Rob Manfred and MLB GMs Working on Plan to Essentially Destroy Minor League Baseball

Divisional Series - Minnesota Twins v New York Yankees - Game One
Divisional Series - Minnesota Twins v New York Yankees - Game One / Brace Hemmelgarn/Getty Images

Minor League Baseball has been a staple of the game for centuries, serving to facilitate the player development of prospects who might eventually end up playing in the MLB, while bringing the game to communities across the nation that are too small to sustain big league ball.

And that means nothing to our current commissioner, apparently.

The days of an expansive MiLB slate may be cut short in the near future, with Rob Manfred and a few current MLB general managers looking to eliminate about a fourth of all minor league teams in a cost-cutting measure.

If successful, Manfred would be playing a large part destroying the minor leagues and everything they stands for. His justification for this action is that cutting the amount of minor league teams will save money to upgrade other minor league facilities and improve the conditions of the lives of minor league players.

Of course, Major League Baseball makes more than enough revenue to do this anyway, without slicing the lower levels of the game.

With this plan comes several ramifications, notably the fact that the proprietors of the minor league teams being cut would lose the money they invested in their teams. That's before anyone considers the amount of jobs that are going to be lost from this move as well.

Not only that, but some minor league teams that will potentially be cut are found in the oddest of places, in order to make baseball more accessible to a wider array of people.
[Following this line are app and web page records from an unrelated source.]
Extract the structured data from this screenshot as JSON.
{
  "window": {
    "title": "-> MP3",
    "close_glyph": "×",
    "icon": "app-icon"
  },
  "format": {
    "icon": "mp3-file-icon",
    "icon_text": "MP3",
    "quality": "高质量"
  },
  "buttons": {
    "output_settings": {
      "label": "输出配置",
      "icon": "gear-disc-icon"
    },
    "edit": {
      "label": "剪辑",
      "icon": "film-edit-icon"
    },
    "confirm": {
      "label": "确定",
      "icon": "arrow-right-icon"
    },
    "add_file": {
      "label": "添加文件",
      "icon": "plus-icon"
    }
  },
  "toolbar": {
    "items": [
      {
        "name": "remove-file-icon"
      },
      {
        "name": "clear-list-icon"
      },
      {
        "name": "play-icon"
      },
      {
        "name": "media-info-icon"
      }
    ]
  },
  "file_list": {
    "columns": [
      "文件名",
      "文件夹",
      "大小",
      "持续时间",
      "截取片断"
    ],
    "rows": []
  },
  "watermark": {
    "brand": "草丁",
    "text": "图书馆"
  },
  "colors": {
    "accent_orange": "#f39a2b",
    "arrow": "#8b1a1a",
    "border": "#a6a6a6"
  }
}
Take their team away from them, and it'll be even more difficult to rein those fans back in to the sport.

All in all, this is not a good move by the commissioner's office, as this would stunt the growth of baseball in many communities, limit the number of players given the opportunity to play professional baseball, and be a bad look for the sport in general.

It's unfortunate that money always talks the loudest in the end.